The interior of the car in-game has serial number of 000/400 so Teshima-san's Impreza might be car #000?
Uh oh. You saw a classic Impreza with wide arches and called it a 22B, didn’t you? This is a common mix up, read on for enlightenment…
OK smart arse, if it’s not a 22B, then what is it?
Prodrive used "S" prefixed numbers to designate the various generations of Impreza World Rally Car they built. The 1997-1999 World Rally Car was the S5 and they continued from there. The full list per year is:
WRC97/WRC98/WRC99 - Impreza S5 WRC (the '98 and '99 cars had some improvements over their predecessors, but Prodrive retained the same S5 designation for all three years)
WRC2000 - Impreza S6 WRC (also known as the P2000)
WRC2001 - Impreza S7 WRC
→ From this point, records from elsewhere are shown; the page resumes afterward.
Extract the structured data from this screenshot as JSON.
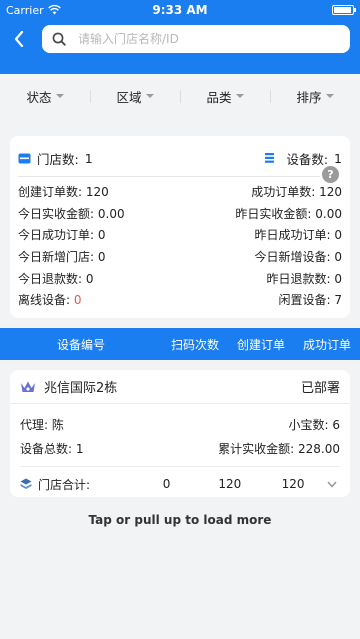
{
  "status_bar": {
    "carrier": "Carrier",
    "time": "9:33 AM"
  },
  "search": {
    "placeholder": "请输入门店名称/ID",
    "value": ""
  },
  "filters": [
    {
      "label": "状态"
    },
    {
      "label": "区域"
    },
    {
      "label": "品类"
    },
    {
      "label": "排序"
    }
  ],
  "summary": {
    "store_count_label": "门店数:",
    "store_count": "1",
    "device_count_label": "设备数:",
    "device_count": "1",
    "help_glyph": "?",
    "rows": [
      {
        "left_label": "创建订单数:",
        "left_value": "120",
        "right_label": "成功订单数:",
        "right_value": "120"
      },
      {
        "left_label": "今日实收金额:",
        "left_value": "0.00",
        "right_label": "昨日实收金额:",
        "right_value": "0.00"
      },
      {
        "left_label": "今日成功订单:",
        "left_value": "0",
        "right_label": "昨日成功订单:",
        "right_value": "0"
      },
      {
        "left_label": "今日新增门店:",
        "left_value": "0",
        "right_label": "今日新增设备:",
        "right_value": "0"
      },
      {
        "left_label": "今日退款数:",
        "left_value": "0",
        "right_label": "昨日退款数:",
        "right_value": "0"
      },
      {
        "left_label": "离线设备:",
        "left_value": "0",
        "right_label": "闲置设备:",
        "right_value": "7"
      }
    ]
  },
  "table_header": {
    "device_id": "设备编号",
    "scan_count": "扫码次数",
    "create_orders": "创建订单",
    "success_orders": "成功订单"
  },
  "store": {
    "name": "兆信国际2栋",
    "status": "已部署",
    "agent_label": "代理:",
    "agent_value": "陈",
    "xiaobao_label": "小宝数:",
    "xiaobao_value": "6",
    "devices_label": "设备总数:",
    "devices_value": "1",
    "revenue_label": "累计实收金额:",
    "revenue_value": "228.00",
    "totals_label": "门店合计:",
    "totals_scan": "0",
    "totals_create": "120",
    "totals_success": "120"
  },
  "load_more": "Tap or pull up to load more",
  "colors": {
    "accent": "#1b7ef0",
    "warn": "#e35a4a"
  }
}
WRC2002 - Impreza S8 WRC
WRC2003 - Impreza S9 WRC
WRC2004 - Impreza S10 WRC
WRC2005 - Impreza S11 WRC
WRC2006 - Impreza S12 WRC
WRC2007 - Impreza S12b WRC
WRC2008 - Impreza S14 WRC
So, depending on the particular year of "classic" shape Impreza you are looking at, it’s either an S5 Impreza WRC or S6 Impreza WRC.
Got it. Got any more useless Prodrive/Impreza naming facts?
Prodrive also used a similar system for their Group N cars, except these are identified by an "N" prefix, not an "S".
The only exception to the rule is the 2007 Impreza WRC, which was identified as the S12b WRC (rather than S13 as you would expect). The Japanese are a superstitious bunch and so Prodrive avoided the number with their car designation!
There is also an interesting anomaly late in the history of SWRT as, when the S14 wasn't ready in time, they put an S14 engine into an S12b chassis: that car (KT57 SRT) became a one off S12c.
That’s all great, but where does the 22B fit in?
The 22B was a road car released in 1998 and designed to emulate the look of the 1997/1998 Impreza World Rally Car. The two door, wide arch, Impreza World Rally Cars were on stages for well over a year before the 22B hit showrooms and its name is actually homage to the rally car: "22B" is hexdecimal for "555".
There is a lot of confusion between the 22B and the World Rally Cars of the era. This is compounded by the fact that there are a huge number of online articles about the 22B that contain incorrect information.
Officially there were 424 22B's (400 for the JDM, 24 for export). Of the 24 export cars, 16 were for the UK, 5 for Australia and 3 were prototypes. As with a lot of Subaru limited edition runs though, some of the numbers are a little hazy. It was originally stated that there were three #000 prototype cars (which were given to Colin McRae, Nicky Grist and David Lapworth), however a #000 was recently identified in the STI Mitaka showroom, which implies there were four #000 cars (I have subsequently read that David Lapworth actually got #400, but that's not been verified).
But they look pretty similar. How can you be so sure that’s not a privateer with a 22B on the rally stage?
Well first up – and as mentioned above – the 22B was a limited edition road car, so only a loon would risk bending one on a rally stage.
Critically though, the 22B was fitted with a 2.2L engine: WRC regulations of the era limited turbo cars to 2.0L so, by its very nature, the 22B couldn't be a rally car. Incidentally, although they look similar, the S5 WRC and 22B have different panels. If you look at the two side-by-side you can see it, it's most noticeable around the front end and rear arches.
That car is such a unicorn in the history of racing games,the EA/ Porsche exclusivity made car fans hunt other games outside EA that had the porsche brand and you can find one with a little bit of trickery in gt3.